Fine Gael won two of the four seats in Waterford last time as voters took their ire out on the exiting Fianna Fail government.
This time, however, outgoing Coalition TDs are feeling the brunt of complaints about many issues, from water charges to housing and wind turbines.
The anti-government sentiment is especially strong in Waterford City, where Independent Alliance co-founder and outgoing TD John Halligan and Sinn Féin senator David Cullinane are expected to do well.
Fine Gael’s John Deasy, further west in Dungarvan, will also get strong support, as he is seen as a rebel Government TD. He also has a good following over agriculture issues, as well as further afield from his town base.
Cullinane, who has run in the past three general elections, has fallen just short on each occasion, but could be lucky this time. In the last election, he got 9.9% of votes. But, come voting day, this Friday, and with increased backing for Sinn Féin, he will be in a good position to win a seat.
The status of Waterford Hospital is an ongoing concern across the county, especially its limited cardiac service and because patients must often go to Cork for treatment.
This means you can only have a heart attack before 5pm during the week, and not at all on the weekend, say locals. In 2012, 20,000 people took to Waterford’s streets to protest cuts for the hospital.
There are also claims that the IDA have created fewer jobs here. The county has one of the highest rates of people in JobBridge programmes. High-profile company closures, including Talk Talk and Waterford Crystal, have also dented confidence.
Water charges and local authority housing are also concerns for constituents.
With only a minor boundary addition from south Tipperary, the four-seat constituency remains largely the same. The county spreads over the Comeraghs, to Dungarvan, Lismore, and Tramore, while the city includes Waterford City west, Waterford City east, and Waterford City south.

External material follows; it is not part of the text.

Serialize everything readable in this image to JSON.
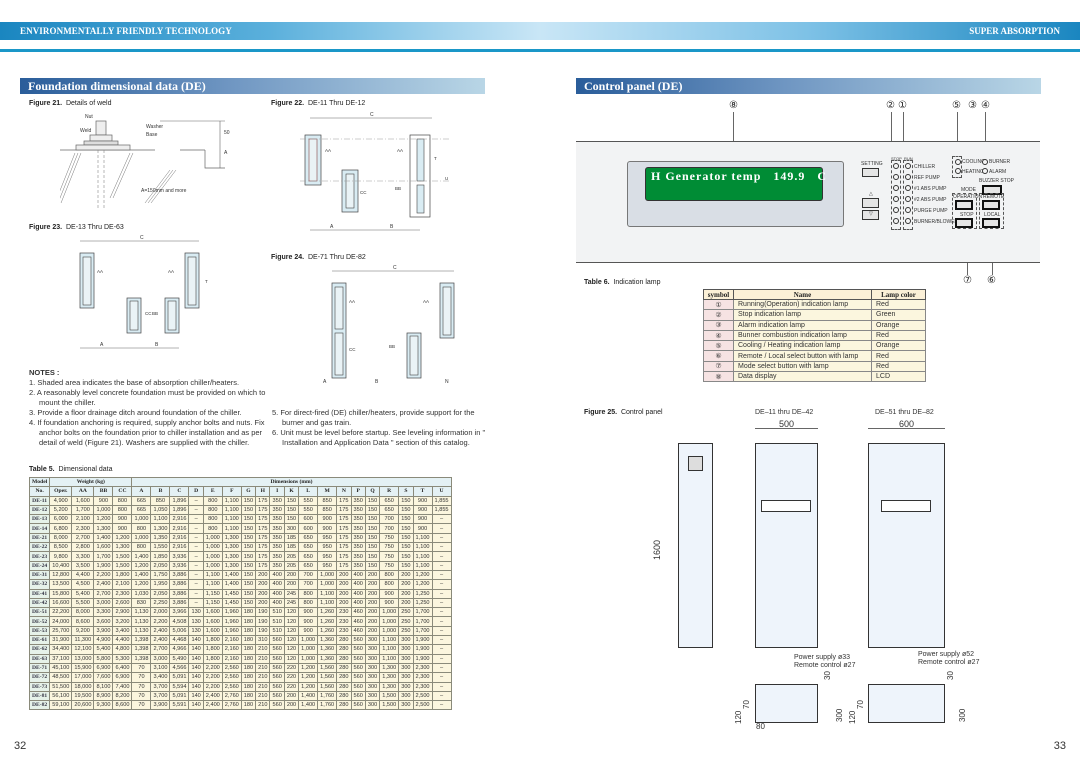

Incumbent TDs Ciara Conway of Labour and Paudie Coffey of Fine Gael will have a fight on their hands to retain their seats, given the backlash against the Government.
Fianna Fáil, which lost two seats here last time, hopes to take back one via councillor Mary Butler. While it is her first general election, the retail business woman, will have help from the eight other party councillors Fianna Fáil managed to get elected in the local elections.
Another to watch here is the Greens and former Greenpeace activist Grace O’Sullivan, who secured close to 30,000 first preference votes in the European elections.
© Irish Examiner Ltd. All rights reserved